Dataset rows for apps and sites
========================================================================

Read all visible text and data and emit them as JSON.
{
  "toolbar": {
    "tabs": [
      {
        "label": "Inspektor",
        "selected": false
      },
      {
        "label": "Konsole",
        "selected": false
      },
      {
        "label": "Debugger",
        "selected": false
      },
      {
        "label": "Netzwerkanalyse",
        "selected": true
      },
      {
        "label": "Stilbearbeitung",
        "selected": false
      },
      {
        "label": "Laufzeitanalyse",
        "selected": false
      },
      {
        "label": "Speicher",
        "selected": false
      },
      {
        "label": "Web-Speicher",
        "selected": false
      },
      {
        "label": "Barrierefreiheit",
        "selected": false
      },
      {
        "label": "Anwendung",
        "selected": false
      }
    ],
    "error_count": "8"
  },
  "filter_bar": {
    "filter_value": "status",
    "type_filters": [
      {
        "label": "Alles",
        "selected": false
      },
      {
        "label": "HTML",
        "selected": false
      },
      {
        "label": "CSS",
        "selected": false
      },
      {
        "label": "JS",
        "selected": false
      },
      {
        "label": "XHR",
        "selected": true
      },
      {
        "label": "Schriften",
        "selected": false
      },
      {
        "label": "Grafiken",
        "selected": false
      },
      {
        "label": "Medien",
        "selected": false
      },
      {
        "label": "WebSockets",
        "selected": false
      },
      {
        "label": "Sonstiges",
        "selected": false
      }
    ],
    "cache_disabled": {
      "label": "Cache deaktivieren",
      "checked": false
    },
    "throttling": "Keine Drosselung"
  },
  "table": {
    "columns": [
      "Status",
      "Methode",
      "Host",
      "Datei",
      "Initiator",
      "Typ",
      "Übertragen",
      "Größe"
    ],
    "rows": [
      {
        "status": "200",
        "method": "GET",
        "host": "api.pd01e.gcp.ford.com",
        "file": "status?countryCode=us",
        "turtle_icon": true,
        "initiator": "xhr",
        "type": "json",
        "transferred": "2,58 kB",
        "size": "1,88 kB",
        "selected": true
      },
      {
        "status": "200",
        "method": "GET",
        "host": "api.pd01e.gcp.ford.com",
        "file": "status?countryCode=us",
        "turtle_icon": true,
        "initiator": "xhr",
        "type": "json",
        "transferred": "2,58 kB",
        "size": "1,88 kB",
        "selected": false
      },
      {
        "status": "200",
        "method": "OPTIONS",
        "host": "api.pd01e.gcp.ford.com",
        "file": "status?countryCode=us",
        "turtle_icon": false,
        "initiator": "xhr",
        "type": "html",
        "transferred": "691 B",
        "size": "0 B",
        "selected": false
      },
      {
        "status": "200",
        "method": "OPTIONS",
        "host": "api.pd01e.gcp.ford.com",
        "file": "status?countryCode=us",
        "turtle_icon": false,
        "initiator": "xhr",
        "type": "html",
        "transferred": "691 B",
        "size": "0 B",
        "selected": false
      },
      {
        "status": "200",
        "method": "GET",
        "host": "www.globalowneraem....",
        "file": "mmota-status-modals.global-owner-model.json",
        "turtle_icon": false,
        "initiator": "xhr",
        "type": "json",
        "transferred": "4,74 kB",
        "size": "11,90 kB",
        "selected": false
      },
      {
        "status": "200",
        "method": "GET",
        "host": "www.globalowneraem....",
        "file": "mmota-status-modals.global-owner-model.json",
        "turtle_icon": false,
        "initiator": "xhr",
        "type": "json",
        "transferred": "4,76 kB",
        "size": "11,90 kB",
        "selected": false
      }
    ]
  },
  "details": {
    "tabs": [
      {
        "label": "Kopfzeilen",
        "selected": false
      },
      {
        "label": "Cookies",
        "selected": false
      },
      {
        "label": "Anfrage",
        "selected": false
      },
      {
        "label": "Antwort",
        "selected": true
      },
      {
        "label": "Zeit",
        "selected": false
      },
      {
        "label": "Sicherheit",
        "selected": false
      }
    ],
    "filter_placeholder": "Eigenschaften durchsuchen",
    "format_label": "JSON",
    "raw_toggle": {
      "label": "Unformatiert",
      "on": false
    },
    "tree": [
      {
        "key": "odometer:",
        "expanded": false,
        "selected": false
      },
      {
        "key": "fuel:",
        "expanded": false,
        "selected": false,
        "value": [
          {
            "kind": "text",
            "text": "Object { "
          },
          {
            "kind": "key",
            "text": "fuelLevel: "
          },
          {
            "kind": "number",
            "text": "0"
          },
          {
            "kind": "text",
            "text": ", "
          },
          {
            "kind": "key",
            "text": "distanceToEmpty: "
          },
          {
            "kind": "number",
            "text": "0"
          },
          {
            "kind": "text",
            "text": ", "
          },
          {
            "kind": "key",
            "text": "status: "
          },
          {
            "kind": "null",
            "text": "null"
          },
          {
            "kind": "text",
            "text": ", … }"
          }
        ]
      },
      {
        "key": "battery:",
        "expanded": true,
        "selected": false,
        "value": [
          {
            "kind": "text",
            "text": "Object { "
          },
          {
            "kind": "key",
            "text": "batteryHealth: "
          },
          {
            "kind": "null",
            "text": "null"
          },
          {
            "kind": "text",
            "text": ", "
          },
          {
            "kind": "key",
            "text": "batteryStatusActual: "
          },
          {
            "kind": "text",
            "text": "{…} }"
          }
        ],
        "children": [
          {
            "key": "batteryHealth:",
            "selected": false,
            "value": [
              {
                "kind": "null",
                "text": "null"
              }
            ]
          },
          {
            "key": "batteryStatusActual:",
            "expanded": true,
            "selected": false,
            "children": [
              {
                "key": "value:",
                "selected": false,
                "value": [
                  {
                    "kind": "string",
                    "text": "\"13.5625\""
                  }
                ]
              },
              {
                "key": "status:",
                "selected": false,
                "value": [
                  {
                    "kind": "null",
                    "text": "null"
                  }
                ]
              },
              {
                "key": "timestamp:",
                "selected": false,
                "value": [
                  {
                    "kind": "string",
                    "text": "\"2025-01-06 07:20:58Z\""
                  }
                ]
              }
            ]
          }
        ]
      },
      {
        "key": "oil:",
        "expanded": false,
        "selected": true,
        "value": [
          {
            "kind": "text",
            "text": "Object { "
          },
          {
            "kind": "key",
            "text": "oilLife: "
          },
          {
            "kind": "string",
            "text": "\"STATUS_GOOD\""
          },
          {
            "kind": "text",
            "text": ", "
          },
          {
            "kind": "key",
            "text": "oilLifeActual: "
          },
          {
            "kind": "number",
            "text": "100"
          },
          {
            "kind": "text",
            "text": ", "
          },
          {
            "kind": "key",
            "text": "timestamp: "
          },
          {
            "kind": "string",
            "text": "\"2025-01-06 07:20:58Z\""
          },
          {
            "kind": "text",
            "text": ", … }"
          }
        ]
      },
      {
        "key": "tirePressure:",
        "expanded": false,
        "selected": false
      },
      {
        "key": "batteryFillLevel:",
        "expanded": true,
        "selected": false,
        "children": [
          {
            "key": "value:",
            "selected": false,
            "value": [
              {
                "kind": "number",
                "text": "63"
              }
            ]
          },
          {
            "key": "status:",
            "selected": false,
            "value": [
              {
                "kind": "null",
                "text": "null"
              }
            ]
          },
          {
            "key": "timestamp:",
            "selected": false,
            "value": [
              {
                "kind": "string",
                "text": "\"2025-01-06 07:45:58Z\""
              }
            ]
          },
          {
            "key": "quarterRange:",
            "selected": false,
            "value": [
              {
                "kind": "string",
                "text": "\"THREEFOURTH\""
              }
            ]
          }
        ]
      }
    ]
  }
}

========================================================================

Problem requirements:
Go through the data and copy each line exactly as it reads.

Task solution:
Read all visible text and data and emit them as JSON.
{
  "toolbar": {
    "tabs": [
      {
        "label": "Inspektor",
        "selected": false
      },
      {
        "label": "Konsole",
        "selected": false
      },
      {
        "label": "Debugger",
        "selected": false
      },
      {
        "label": "Netzwerkanalyse",
        "selected": true
      },
      {
        "label": "Stilbearbeitung",
        "selected": false
      },
      {
        "label": "Laufzeitanalyse",
        "selected": false
      },
      {
        "label": "Speicher",
        "selected": false
      },
      {
        "label": "Web-Speicher",
        "selected": false
      },
      {
        "label": "Barrierefreiheit",
        "selected": false
      },
      {
        "label": "Anwendung",
        "selected": false
      }
    ],
    "error_count": "8"
  },
  "filter_bar": {
    "filter_value": "status",
    "type_filters": [
      {
        "label": "Alles",
        "selected": false
      },
      {
        "label": "HTML",
        "selected": false
      },
      {
        "label": "CSS",
        "selected": false
      },
      {
        "label": "JS",
        "selected": false
      },
      {
        "label": "XHR",
        "selected": true
      },
      {
        "label": "Schriften",
        "selected": false
      },
      {
        "label": "Grafiken",
        "selected": false
      },
      {
        "label": "Medien",
        "selected": false
      },
      {
        "label": "WebSockets",
        "selected": false
      },
      {
        "label": "Sonstiges",
        "selected": false
      }
    ],
    "cache_disabled": {
      "label": "Cache deaktivieren",
      "checked": false
    },
    "throttling": "Keine Drosselung"
  },
  "table": {
    "columns": [
      "Status",
      "Methode",
      "Host",
      "Datei",
      "Initiator",
      "Typ",
      "Übertragen",
      "Größe"
    ],
    "rows": [
      {
        "status": "200",
        "method": "GET",
        "host": "api.pd01e.gcp.ford.com",
        "file": "status?countryCode=us",
        "turtle_icon": true,
        "initiator": "xhr",
        "type": "json",
        "transferred": "2,58 kB",
        "size": "1,88 kB",
        "selected": true
      },
      {
        "status": "200",
        "method": "GET",
        "host": "api.pd01e.gcp.ford.com",
        "file": "status?countryCode=us",
        "turtle_icon": true,
        "initiator": "xhr",
        "type": "json",
        "transferred": "2,58 kB",
        "size": "1,88 kB",
        "selected": false
      },
      {
        "status": "200",
        "method": "OPTIONS",
        "host": "api.pd01e.gcp.ford.com",
        "file": "status?countryCode=us",
        "turtle_icon": false,
        "initiator": "xhr",
        "type": "html",
        "transferred": "691 B",
        "size": "0 B",
        "selected": false
      },
      {
        "status": "200",
        "method": "OPTIONS",
        "host": "api.pd01e.gcp.ford.com",
        "file": "status?countryCode=us",
        "turtle_icon": false,
        "initiator": "xhr",
        "type": "html",
        "transferred": "691 B",
        "size": "0 B",
        "selected": false
      },
      {
        "status": "200",
        "method": "GET",
        "host": "www.globalowneraem....",
        "file": "mmota-status-modals.global-owner-model.json",
        "turtle_icon": false,
        "initiator": "xhr",
        "type": "json",
        "transferred": "4,74 kB",
        "size": "11,90 kB",
        "selected": false
      },
      {
        "status": "200",
        "method": "GET",
        "host": "www.globalowneraem....",
        "file": "mmota-status-modals.global-owner-model.json",
        "turtle_icon": false,
        "initiator": "xhr",
        "type": "json",
        "transferred": "4,76 kB",
        "size": "11,90 kB",
        "selected": false
      }
    ]
  },
  "details": {
    "tabs": [
      {
        "label": "Kopfzeilen",
        "selected": false
      },
      {
        "label": "Cookies",
        "selected": false
      },
      {
        "label": "Anfrage",
        "selected": false
      },
      {
        "label": "Antwort",
        "selected": true
      },
      {
        "label": "Zeit",
        "selected": false
      },
      {
        "label": "Sicherheit",
        "selected": false
      }
    ],
    "filter_placeholder": "Eigenschaften durchsuchen",
    "format_label": "JSON",
    "raw_toggle": {
      "label": "Unformatiert",
      "on": false
    },
    "tree": [
      {
        "key": "odometer:",
        "expanded": false,
        "selected": false
      },
      {
        "key": "fuel:",
        "expanded": false,
        "selected": false,
        "value": [
          {
            "kind": "text",
            "text": "Object { "
          },
          {
            "kind": "key",
            "text": "fuelLevel: "
          },
          {
            "kind": "number",
            "text": "0"
          },
          {
            "kind": "text",
            "text": ", "
          },
          {
            "kind": "key",
            "text": "distanceToEmpty: "
          },
          {
            "kind": "number",
            "text": "0"
          },
          {
            "kind": "text",
            "text": ", "
          },
          {
            "kind": "key",
            "text": "status: "
          },
          {
            "kind": "null",
            "text": "null"
          },
          {
            "kind": "text",
            "text": ", … }"
          }
        ]
      },
      {
        "key": "battery:",
        "expanded": true,
        "selected": false,
        "value": [
          {
            "kind": "text",
            "text": "Object { "
          },
          {
            "kind": "key",
            "text": "batteryHealth: "
          },
          {
            "kind": "null",
            "text": "null"
          },
          {
            "kind": "text",
            "text": ", "
          },
          {
            "kind": "key",
            "text": "batteryStatusActual: "
          },
          {
            "kind": "text",
            "text": "{…} }"
          }
        ],
        "children": [
          {
            "key": "batteryHealth:",
            "selected": false,
            "value": [
              {
                "kind": "null",
                "text": "null"
              }
            ]
          },
          {
            "key": "batteryStatusActual:",
            "expanded": true,
            "selected": false,
            "children": [
              {
                "key": "value:",
                "selected": false,
                "value": [
                  {
                    "kind": "string",
                    "text": "\"13.5625\""
                  }
                ]
              },
              {
                "key": "status:",
                "selected": false,
                "value": [
                  {
                    "kind": "null",
                    "text": "null"
                  }
                ]
              },
              {
                "key": "timestamp:",
                "selected": false,
                "value": [
                  {
                    "kind": "string",
                    "text": "\"2025-01-06 07:20:58Z\""
                  }
                ]
              }
            ]
          }
        ]
      },
      {
        "key": "oil:",
        "expanded": false,
        "selected": true,
        "value": [
          {
            "kind": "text",
            "text": "Object { "
          },
          {
            "kind": "key",
            "text": "oilLife: "
          },
          {
            "kind": "string",
            "text": "\"STATUS_GOOD\""
          },
          {
            "kind": "text",
            "text": ", "
          },
          {
            "kind": "key",
            "text": "oilLifeActual: "
          },
          {
            "kind": "number",
            "text": "100"
          },
          {
            "kind": "text",
            "text": ", "
          },
          {
            "kind": "key",
            "text": "timestamp: "
          },
          {
            "kind": "string",
            "text": "\"2025-01-06 07:20:58Z\""
          },
          {
            "kind": "text",
            "text": ", … }"
          }
        ]
      },
      {
        "key": "tirePressure:",
        "expanded": false,
        "selected": false
      },
      {
        "key": "batteryFillLevel:",
        "expanded": true,
        "selected": false,
        "children": [
          {
            "key": "value:",
            "selected": false,
            "value": [
              {
                "kind": "number",
                "text": "63"
              }
            ]
          },
          {
            "key": "status:",
            "selected": false,
            "value": [
              {
                "kind": "null",
                "text": "null"
              }
            ]
          },
          {
            "key": "timestamp:",
            "selected": false,
            "value": [
              {
                "kind": "string",
                "text": "\"2025-01-06 07:45:58Z\""
              }
            ]
          },
          {
            "key": "quarterRange:",
            "selected": false,
            "value": [
              {
                "kind": "string",
                "text": "\"THREEFOURTH\""
              }
            ]
          }
        ]
      }
    ]
  }
}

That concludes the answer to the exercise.